Risk Means Opportunity

We stand by the philosophy that investors are rewarded in proportion to the risk they take. Framing decisions around compensated risk factors in the equity and bond markets connects investors to the forces that create opportunities to build wealth over time. While returns come from risk, not all risk is created equal. We believe that everything we have learned about expected returns in the equity markets can be summarized in three dimensions. The first dimension is that stocks are riskier than bonds and have greater expected returns. Relative performance among stocks is largely driven by the two other dimensions: small/large and value/growth. Many economists believe that small cap and value stocks outperform because the market rationally discounts their prices to reflect underlying risk. The lower prices give investors greater upside as compensation for bearing this risk.


One of Global Trust’s core beliefs is that markets are efficient and work. Traditionally, managers strive to “beat” the market by seeking pricing mistakes and attempting to predict the future. Too often, this strategy proves costly and futile. At Global Trust, we see capital markets as an ally, not an adversary. Rather than speculating or seeking out “mistaken” prices, we investigate the ways that markets compensate investors. Markets throughout the world have a history of rewarding investors for the risk they take and capital they supply to launch and expand companies. Companies compete with one another for investment capital, and investors compete with one another to find the most attractive returns. This competition quickly drives prices to “fair value,” ensuring that no investor can expect higher returns without bearing higher risk. Since information on public companies is widely disseminated, gaining an edge on other investors is difficult. Does this mean that all markets are perfectly efficient and all companies are correctly priced? No, it does not, but it does indicate that markets and company prices are a function of all the public information available at any given time.

The Fixed Income Factors

We approach fixed income primarily as a strategy to maximize overall portfolio performance. Shorter-term, high-quality debt instruments tend to have less risk. In other words, longer-term instruments are risker than shorter-term ones, and instruments of lower credit quality are riskier than those with higher credit quality. Our lower-risk bond strategies help temper total portfolio volatility to take more risk in equities, where expected returns are greater.

Deliberate & Diversified

We believe that diversification is essential to a solid investment strategy because it washes away the random fortunes of individual stocks and positions portfolios to capture the returns of broad economic forces. We diversify not only in the amount of securities held but also in the range of capital market strategies we explore and develop.

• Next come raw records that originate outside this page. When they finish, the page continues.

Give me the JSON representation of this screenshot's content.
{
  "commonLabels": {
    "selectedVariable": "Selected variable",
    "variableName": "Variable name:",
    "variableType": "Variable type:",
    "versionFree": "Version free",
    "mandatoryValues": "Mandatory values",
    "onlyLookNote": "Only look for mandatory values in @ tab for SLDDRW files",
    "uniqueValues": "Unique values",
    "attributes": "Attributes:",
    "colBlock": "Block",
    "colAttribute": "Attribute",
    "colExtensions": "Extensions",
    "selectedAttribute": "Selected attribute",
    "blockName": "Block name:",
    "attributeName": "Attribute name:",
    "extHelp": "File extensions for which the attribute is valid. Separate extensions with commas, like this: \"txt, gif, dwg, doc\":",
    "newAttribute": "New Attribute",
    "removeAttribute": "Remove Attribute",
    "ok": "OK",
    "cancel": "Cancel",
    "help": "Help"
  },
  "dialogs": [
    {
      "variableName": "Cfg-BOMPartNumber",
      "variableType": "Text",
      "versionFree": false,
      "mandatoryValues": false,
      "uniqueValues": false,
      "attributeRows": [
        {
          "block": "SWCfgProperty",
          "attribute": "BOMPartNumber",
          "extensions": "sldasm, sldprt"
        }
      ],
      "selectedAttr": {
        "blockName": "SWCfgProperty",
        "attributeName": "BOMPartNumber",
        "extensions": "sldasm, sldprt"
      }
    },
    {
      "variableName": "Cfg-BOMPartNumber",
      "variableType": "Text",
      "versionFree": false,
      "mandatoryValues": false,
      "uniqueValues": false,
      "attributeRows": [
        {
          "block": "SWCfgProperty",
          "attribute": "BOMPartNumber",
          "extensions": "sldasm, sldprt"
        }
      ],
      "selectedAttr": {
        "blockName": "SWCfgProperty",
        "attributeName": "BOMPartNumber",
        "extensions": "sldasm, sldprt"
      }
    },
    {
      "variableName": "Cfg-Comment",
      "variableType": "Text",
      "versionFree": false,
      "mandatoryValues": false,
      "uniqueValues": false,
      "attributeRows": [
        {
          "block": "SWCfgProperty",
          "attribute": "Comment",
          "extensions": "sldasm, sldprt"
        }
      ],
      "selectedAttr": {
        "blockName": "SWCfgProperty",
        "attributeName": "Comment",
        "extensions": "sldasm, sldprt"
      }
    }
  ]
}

In this way, we focus on the factors that drive investment returns and reduce excess and undesirable risk. Specifically, we diversify your portfolio based on your risk/reward ratio and your objectives.